First Lady Jill Biden showed up today with cookies in hand for a group of National Guard troops at the Capitol to thank them for keeping her family safe. The homemade chocolate chip cookies were a small token of appreciation, but one that came from the heart of a mother whose son had served as well.

Keep Reading Show less
True

If the past year has taught us nothing else, it's that sending love out into the world through selfless acts of kindness can have a positive ripple effect on people and communities. People all over the United States seemed to have gotten the message — 71% of those surveyed by the World Giving Index helped a stranger in need in 2020. A nonprofit survey found 90% helped others by running errands, calling, texting and sending care packages. Many people needed a boost last year in one way or another and obliging good neighbors heeded the call over and over again — and continue to make a positive impact through their actions in this new year.

Welcometoterranova and P&G Good Everyday wanted to help keep kindness going strong, so they partnered up to create the Lead with Love Fund. The fund awards do-gooders in communities around the country with grants to help them continue on with their unique missions. Hundreds of nominations came pouring in and five winners were selected based on three criteria: the impact of action, uniqueness, and "Welcometoterranova-ness" of their story.

Here's a look at the five winners:

Edith Ornelas, co-creator of Mariposas Collective in Memphis, Tenn.

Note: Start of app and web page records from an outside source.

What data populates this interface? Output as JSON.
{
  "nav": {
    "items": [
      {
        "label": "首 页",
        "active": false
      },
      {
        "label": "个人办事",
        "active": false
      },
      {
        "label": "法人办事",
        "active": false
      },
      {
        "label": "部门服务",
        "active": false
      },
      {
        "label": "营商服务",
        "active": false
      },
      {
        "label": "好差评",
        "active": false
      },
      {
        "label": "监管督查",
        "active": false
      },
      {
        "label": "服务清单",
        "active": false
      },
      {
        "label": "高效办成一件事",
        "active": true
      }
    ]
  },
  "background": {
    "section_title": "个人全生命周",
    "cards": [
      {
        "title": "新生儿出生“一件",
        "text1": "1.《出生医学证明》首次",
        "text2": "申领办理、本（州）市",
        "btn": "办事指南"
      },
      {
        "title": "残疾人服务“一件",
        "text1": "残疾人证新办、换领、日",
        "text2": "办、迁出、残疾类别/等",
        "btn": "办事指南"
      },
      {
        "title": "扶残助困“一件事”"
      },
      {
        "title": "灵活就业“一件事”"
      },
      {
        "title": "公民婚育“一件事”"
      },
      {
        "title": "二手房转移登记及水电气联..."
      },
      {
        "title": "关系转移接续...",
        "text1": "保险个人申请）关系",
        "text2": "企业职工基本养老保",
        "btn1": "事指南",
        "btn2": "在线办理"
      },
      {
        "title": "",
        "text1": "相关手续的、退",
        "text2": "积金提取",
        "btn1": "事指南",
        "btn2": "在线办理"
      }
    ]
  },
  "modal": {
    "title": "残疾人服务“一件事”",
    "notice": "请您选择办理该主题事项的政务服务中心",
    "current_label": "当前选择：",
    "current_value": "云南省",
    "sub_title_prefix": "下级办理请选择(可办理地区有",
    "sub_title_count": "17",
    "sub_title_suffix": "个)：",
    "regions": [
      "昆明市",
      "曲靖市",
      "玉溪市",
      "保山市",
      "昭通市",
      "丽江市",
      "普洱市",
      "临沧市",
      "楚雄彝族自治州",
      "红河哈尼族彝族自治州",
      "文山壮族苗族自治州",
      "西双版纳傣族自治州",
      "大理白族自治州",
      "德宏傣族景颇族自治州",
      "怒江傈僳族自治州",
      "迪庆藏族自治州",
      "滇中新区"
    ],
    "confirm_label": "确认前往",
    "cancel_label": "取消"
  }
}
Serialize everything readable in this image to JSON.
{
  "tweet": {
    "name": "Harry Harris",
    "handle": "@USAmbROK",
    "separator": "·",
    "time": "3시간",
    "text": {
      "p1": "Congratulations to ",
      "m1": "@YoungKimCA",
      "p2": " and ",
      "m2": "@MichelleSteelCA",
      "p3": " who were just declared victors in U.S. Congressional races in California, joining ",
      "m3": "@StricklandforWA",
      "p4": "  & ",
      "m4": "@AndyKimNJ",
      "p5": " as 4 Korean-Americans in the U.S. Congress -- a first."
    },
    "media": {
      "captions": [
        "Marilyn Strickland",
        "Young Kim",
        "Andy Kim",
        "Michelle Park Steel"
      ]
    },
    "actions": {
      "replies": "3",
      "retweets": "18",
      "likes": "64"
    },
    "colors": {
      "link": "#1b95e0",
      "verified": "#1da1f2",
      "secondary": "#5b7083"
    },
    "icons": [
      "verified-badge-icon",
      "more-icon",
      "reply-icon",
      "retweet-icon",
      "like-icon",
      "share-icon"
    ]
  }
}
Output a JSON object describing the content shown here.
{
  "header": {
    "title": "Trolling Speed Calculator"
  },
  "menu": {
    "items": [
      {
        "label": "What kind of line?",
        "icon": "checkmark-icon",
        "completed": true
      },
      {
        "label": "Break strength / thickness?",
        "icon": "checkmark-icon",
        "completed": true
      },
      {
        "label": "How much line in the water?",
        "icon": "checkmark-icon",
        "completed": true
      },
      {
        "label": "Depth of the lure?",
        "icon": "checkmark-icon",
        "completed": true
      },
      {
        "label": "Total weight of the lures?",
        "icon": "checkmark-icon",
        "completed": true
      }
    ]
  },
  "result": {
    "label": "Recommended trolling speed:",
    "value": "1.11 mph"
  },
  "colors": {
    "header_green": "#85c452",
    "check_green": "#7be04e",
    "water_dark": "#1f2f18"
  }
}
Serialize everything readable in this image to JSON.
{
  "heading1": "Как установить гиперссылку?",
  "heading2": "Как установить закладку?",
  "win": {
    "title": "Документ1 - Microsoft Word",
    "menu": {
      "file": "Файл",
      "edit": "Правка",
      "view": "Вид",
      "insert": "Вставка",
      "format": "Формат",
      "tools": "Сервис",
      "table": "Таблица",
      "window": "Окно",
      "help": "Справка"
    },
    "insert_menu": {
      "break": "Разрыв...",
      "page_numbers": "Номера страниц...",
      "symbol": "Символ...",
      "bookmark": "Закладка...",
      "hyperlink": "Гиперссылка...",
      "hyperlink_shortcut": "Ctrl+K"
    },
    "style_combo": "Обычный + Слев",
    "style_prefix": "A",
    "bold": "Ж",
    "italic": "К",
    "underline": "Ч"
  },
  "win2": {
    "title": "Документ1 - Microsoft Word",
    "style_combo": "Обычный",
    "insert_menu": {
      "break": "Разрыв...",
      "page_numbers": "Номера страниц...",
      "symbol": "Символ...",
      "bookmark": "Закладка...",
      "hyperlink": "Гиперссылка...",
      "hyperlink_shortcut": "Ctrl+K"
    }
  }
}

Edith Ornelas has a deep-rooted connection to the asylum-seeking immigrant families she brings food and supplies to families in Memphis, Tenn. She was born in Jalisco, Mexico, and immigrated to the United States when she was 7 years old with her parents and sister. Edith grew up in Chicago, then moved to Memphis in 2016, where she quickly realized how few community programs existed for immigrants. Two years later, she helped create Mariposas Collective, which initially aimed to help families who had just been released from detention centers and were seeking asylum. The collective started out small but has since grown to approximately 400 volunteers.